A Lebanese official has told Hezbollah commanders in Lebanon that if they do not respond to the recent Israeli attacks on Dhahiyeh region in Southern Beirut, Washington will avoid sanctioning some Lebanese entities, the Arabic-language al-Mayadeen news channel quoted Wa'am Wahhab as saying on Saturday.
Wahhab said this has most likely been Lebanese Prime Minister Sa'ad al-Hariri who has carried the message from US Secretary of State Mike Pompeo to Hezbollah.
He further added that Hezbollah leaders have turned down the offer, stressing that Israel will certainly receive a response.
The Hezbollah resistance movement warned Israel of a “surprise blow” in retaliation for the Tel Aviv regime’s recent drone incursion into Lebanon.
In an interview with RT television network on Tuesday, Hezbollah Deputy Secretary General Sheikh Naim Qassem said that the recent Israeli drone attacks on the Lebanese soil could not be considered “a passing issue”.
He also refused to provide details of Hezbollah’s response, adding, however, that the reaction would be “a surprise” for the Tel Aviv regime.
Qassem further described the Lebanese government’s position on the Israeli assaults as correct, stressing that the country would not wait for a reaction from the United Nations Security Council.
Two Israeli drones — which Hezbollah said were on a bombing mission — crashed in the Hezbollah stronghold in the South of the Lebanese capital, Beirut, last Sunday. One of the drones blew up near the ground, causing some damage to Hezbollah’s media office in the Moawwad neighborhood of Beirut’s Dhahieh suburb.

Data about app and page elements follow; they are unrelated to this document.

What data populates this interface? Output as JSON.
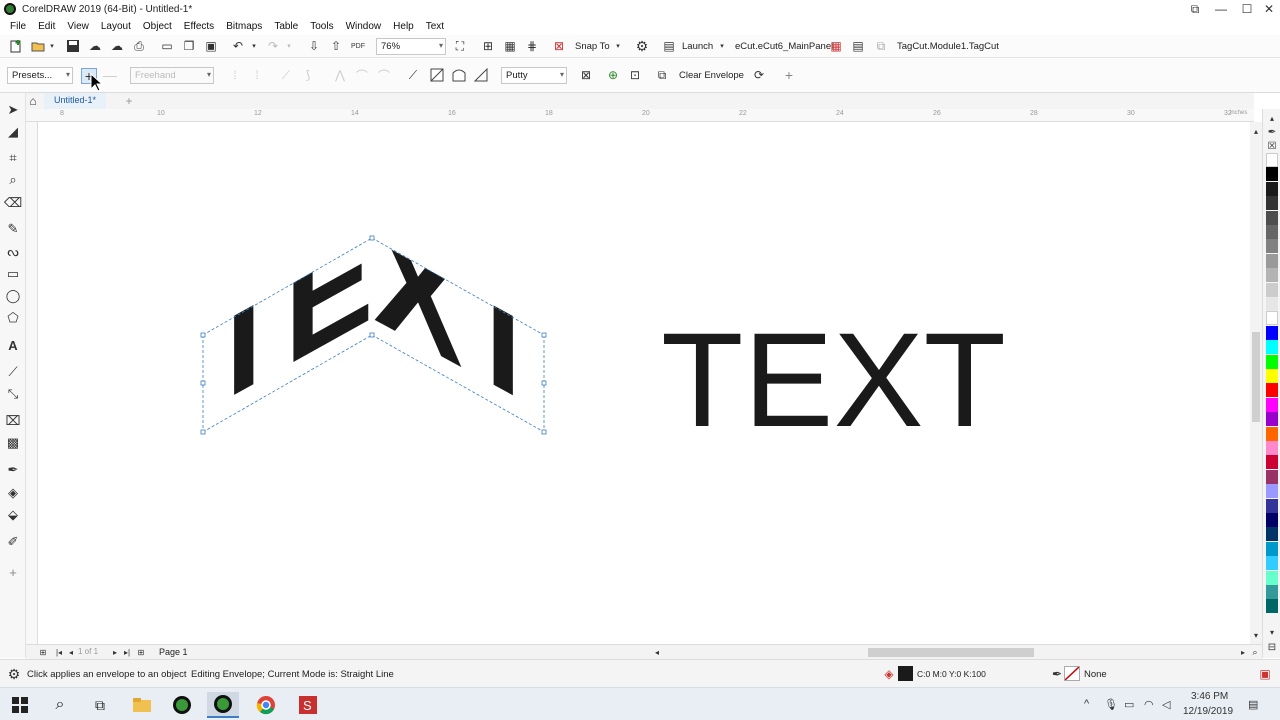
{
  "window": {
    "title": "CorelDRAW 2019 (64-Bit) - Untitled-1*"
  },
  "menu": [
    "File",
    "Edit",
    "View",
    "Layout",
    "Object",
    "Effects",
    "Bitmaps",
    "Table",
    "Tools",
    "Window",
    "Help",
    "Text"
  ],
  "standard_toolbar": {
    "zoom_value": "76%",
    "snap_to_label": "Snap To",
    "launch_label": "Launch",
    "ecut_label": "eCut.eCut6_MainPanel",
    "tagcut_label": "TagCut.Module1.TagCut"
  },
  "property_bar": {
    "presets_label": "Presets...",
    "freehand_label": "Freehand",
    "mapping_mode": "Putty",
    "clear_envelope_label": "Clear Envelope"
  },
  "document": {
    "tab_label": "Untitled-1*",
    "ruler_unit": "inches",
    "ruler_numbers": [
      "8",
      "10",
      "12",
      "14",
      "16",
      "18",
      "20",
      "22",
      "24",
      "26",
      "28",
      "30",
      "32"
    ],
    "page_label": "Page 1",
    "page_counter": "1 of 1"
  },
  "artwork": {
    "enveloped_text": "TEXT",
    "plain_text": "TEXT"
  },
  "palette_colors": [
    "#ffffff",
    "#000000",
    "#1a1a1a",
    "#333333",
    "#4d4d4d",
    "#666666",
    "#808080",
    "#999999",
    "#b3b3b3",
    "#cccccc",
    "#e6e6e6",
    "#ffffff",
    "#0000ff",
    "#00ffff",
    "#00ff00",
    "#ffff00",
    "#ff0000",
    "#ff00ff",
    "#9900cc",
    "#ff6600",
    "#ff88cc",
    "#cc0033",
    "#993366",
    "#9999ff",
    "#333399",
    "#000066",
    "#003366",
    "#0099cc",
    "#33ccff",
    "#66ffcc",
    "#339999",
    "#006666"
  ],
  "status": {
    "hint": "Click applies an envelope to an object",
    "mode": "Editing Envelope;  Current Mode is: Straight Line",
    "fill_color": "C:0 M:0 Y:0 K:100",
    "outline": "None"
  },
  "taskbar": {
    "time": "3:46 PM",
    "date": "12/19/2019"
  }
}
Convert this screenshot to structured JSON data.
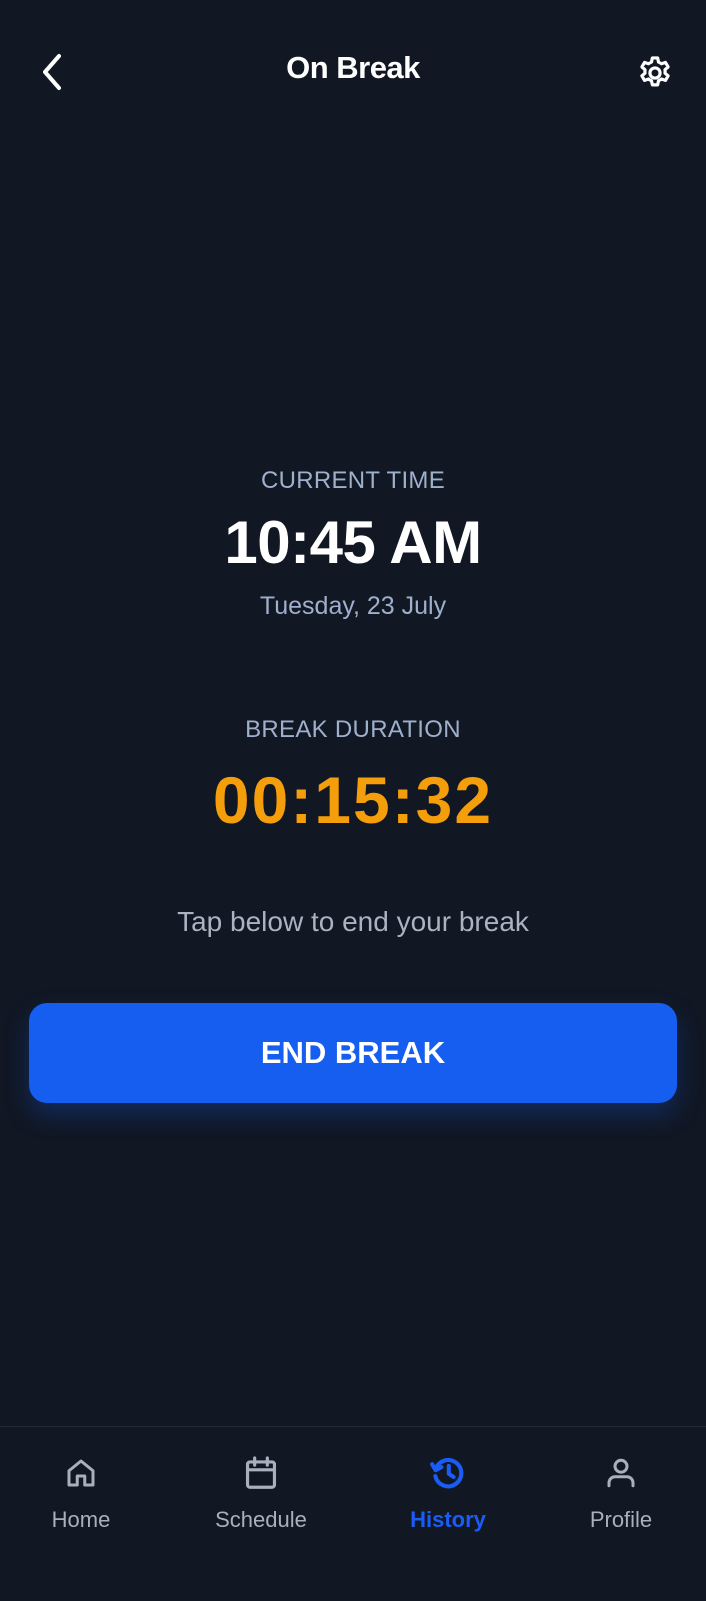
{
  "header": {
    "title": "On Break",
    "back_icon": "chevron-left-icon",
    "settings_icon": "gear-icon"
  },
  "clock": {
    "label": "CURRENT TIME",
    "time": "10:45 AM",
    "date": "Tuesday, 23 July"
  },
  "break": {
    "label": "BREAK DURATION",
    "duration": "00:15:32",
    "hint": "Tap below to end your break",
    "end_button_label": "END BREAK"
  },
  "nav": {
    "items": [
      {
        "label": "Home",
        "icon": "home-icon",
        "active": false
      },
      {
        "label": "Schedule",
        "icon": "calendar-icon",
        "active": false
      },
      {
        "label": "History",
        "icon": "history-icon",
        "active": true
      },
      {
        "label": "Profile",
        "icon": "user-icon",
        "active": false
      }
    ]
  },
  "colors": {
    "background": "#111723",
    "accent": "#155EF0",
    "duration": "#F59E0B",
    "muted_label": "#9FB0CC",
    "nav_inactive": "#A8B0BD",
    "nav_active": "#1A5CF5"
  }
}
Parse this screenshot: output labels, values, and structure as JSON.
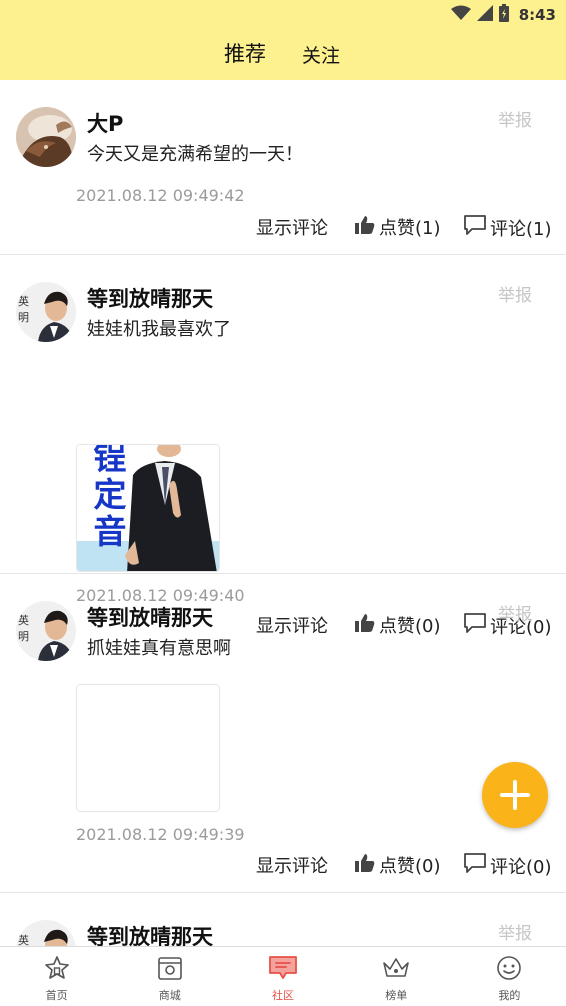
{
  "status_bar": {
    "time": "8:43",
    "icons": [
      "wifi-icon",
      "signal-icon",
      "battery-icon"
    ]
  },
  "header": {
    "tabs": [
      {
        "label": "推荐",
        "active": true
      },
      {
        "label": "关注",
        "active": false
      }
    ]
  },
  "posts": [
    {
      "username": "大P",
      "content": "今天又是充满希望的一天！",
      "timestamp": "2021.08.12 09:49:42",
      "report_label": "举报",
      "show_comments_label": "显示评论",
      "like_label": "点赞(1)",
      "comment_label": "评论(1)",
      "has_image": false
    },
    {
      "username": "等到放晴那天",
      "avatar_text": [
        "英",
        "明"
      ],
      "content": "娃娃机我最喜欢了",
      "image_text": [
        "锃",
        "定",
        "音"
      ],
      "timestamp": "2021.08.12 09:49:40",
      "report_label": "举报",
      "show_comments_label": "显示评论",
      "like_label": "点赞(0)",
      "comment_label": "评论(0)",
      "has_image": true
    },
    {
      "username": "等到放晴那天",
      "avatar_text": [
        "英",
        "明"
      ],
      "content": "抓娃娃真有意思啊",
      "timestamp": "2021.08.12 09:49:39",
      "report_label": "举报",
      "show_comments_label": "显示评论",
      "like_label": "点赞(0)",
      "comment_label": "评论(0)",
      "has_image": true
    },
    {
      "username": "等到放晴那天",
      "avatar_text": [
        "英"
      ],
      "report_label": "举报"
    }
  ],
  "fab": {
    "icon": "plus-icon",
    "color": "#fbb31a"
  },
  "bottom_nav": {
    "items": [
      {
        "label": "首页",
        "icon": "home-icon"
      },
      {
        "label": "商城",
        "icon": "shop-icon"
      },
      {
        "label": "社区",
        "icon": "community-icon",
        "active": true
      },
      {
        "label": "榜单",
        "icon": "crown-icon"
      },
      {
        "label": "我的",
        "icon": "smile-icon"
      }
    ]
  },
  "colors": {
    "header_bg": "#fdf08e",
    "accent": "#e8504a",
    "fab": "#fbb31a"
  }
}
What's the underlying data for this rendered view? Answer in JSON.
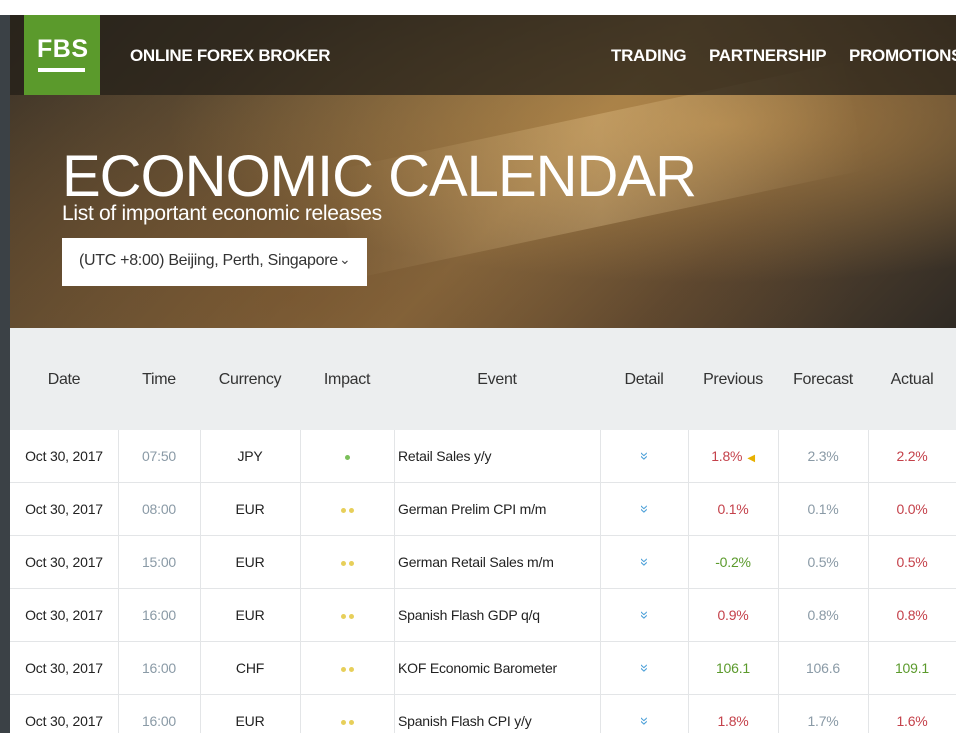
{
  "header": {
    "logo": "FBS",
    "tagline": "ONLINE FOREX BROKER",
    "nav": [
      "TRADING",
      "PARTNERSHIP",
      "PROMOTIONS"
    ]
  },
  "hero": {
    "title": "ECONOMIC CALENDAR",
    "subtitle": "List of important economic releases",
    "timezone": "(UTC +8:00) Beijing, Perth, Singapore"
  },
  "table": {
    "columns": [
      "Date",
      "Time",
      "Currency",
      "Impact",
      "Event",
      "Detail",
      "Previous",
      "Forecast",
      "Actual"
    ],
    "rows": [
      {
        "date": "Oct 30, 2017",
        "time": "07:50",
        "currency": "JPY",
        "impact": 1,
        "event": "Retail Sales y/y",
        "previous": "1.8%",
        "previous_color": "red",
        "previous_marker": true,
        "forecast": "2.3%",
        "actual": "2.2%",
        "actual_color": "red"
      },
      {
        "date": "Oct 30, 2017",
        "time": "08:00",
        "currency": "EUR",
        "impact": 2,
        "event": "German Prelim CPI m/m",
        "previous": "0.1%",
        "previous_color": "red",
        "previous_marker": false,
        "forecast": "0.1%",
        "actual": "0.0%",
        "actual_color": "red"
      },
      {
        "date": "Oct 30, 2017",
        "time": "15:00",
        "currency": "EUR",
        "impact": 2,
        "event": "German Retail Sales m/m",
        "previous": "-0.2%",
        "previous_color": "green",
        "previous_marker": false,
        "forecast": "0.5%",
        "actual": "0.5%",
        "actual_color": "red"
      },
      {
        "date": "Oct 30, 2017",
        "time": "16:00",
        "currency": "EUR",
        "impact": 2,
        "event": "Spanish Flash GDP q/q",
        "previous": "0.9%",
        "previous_color": "red",
        "previous_marker": false,
        "forecast": "0.8%",
        "actual": "0.8%",
        "actual_color": "red"
      },
      {
        "date": "Oct 30, 2017",
        "time": "16:00",
        "currency": "CHF",
        "impact": 2,
        "event": "KOF Economic Barometer",
        "previous": "106.1",
        "previous_color": "green",
        "previous_marker": false,
        "forecast": "106.6",
        "actual": "109.1",
        "actual_color": "green"
      },
      {
        "date": "Oct 30, 2017",
        "time": "16:00",
        "currency": "EUR",
        "impact": 2,
        "event": "Spanish Flash CPI y/y",
        "previous": "1.8%",
        "previous_color": "red",
        "previous_marker": false,
        "forecast": "1.7%",
        "actual": "1.6%",
        "actual_color": "red"
      }
    ]
  },
  "colors": {
    "brand_green": "#5b9a2c",
    "value_red": "#c4414a",
    "value_green": "#5b9a2c",
    "detail_blue": "#4a9fd8",
    "impact_low": "#7bbf5a",
    "impact_medium": "#e7cf5a",
    "marker_yellow": "#e7b000"
  },
  "icons": {
    "detail": "double-chevron-down-icon",
    "select": "chevron-down-icon",
    "previous_marker": "triangle-left-icon"
  }
}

Hezbollah announced the unmanned aerial vehicles were rigged with explosives, with the movement’s Secretary General Seyed Hassan Nasrallah stressing that they were on a “suicide mission”.
He also described Sunday’s raids as the first Israeli attack on Lebanon since the 2006 war.
“From now on, we will down any Israeli drones in Lebanon’s skies,” he said, adding, “I say to the Israeli army on the border from tonight, stand guard. Wait for us one, two, three, four days.”
Israel launched two wars on Lebanon in 2000 and 2006, in both of which Hezbollah inflicted heavy losses on the regime’s military. Israeli officials have even threatened another war on Lebanon.
Lebanese President Michel Aoun on Monday called Israeli assaults on the Southern suburbs of the capital of Beirut and the town of Qousaya a "declaration of war".
"Attacks on the suburbs and the Qousaya area violate the 1701 resolution; these attacks allow Lebanon to use the right to protect its sovereignty, independence and territorial integrity", Aoun said during a meeting with UN Special Coordinator for Lebanon Jan Kubis.
Aoun added that the Lebanese people were seeking peace, not war, and "we do not accept that anyone threatens us in any way".
Lebanese Prime Minister Sa'ad Hariri on Monday during a meeting with the ambassadors from the five permanent members of the UN Security Council said that Beirut wanted to avoid an escalation of tensions with Israel over recent attacks, but that the international community needed to reject Israel's "blatant violation" of Lebanese sovereignty.
"The Lebanese Government finds an interest in avoiding any slide towards a serious escalation, but this requires the international community to prove its rejection of this flagrant violation of our sovereignty and of resolution 1701", he stated.
The prime minister added that Lebanon would file an official complaint with the UN Security Council, noting that it was important for the council to understand that preserving security and stability in the region was crucial to avoid possible escalation of regional violence to a scope "which no one can predict".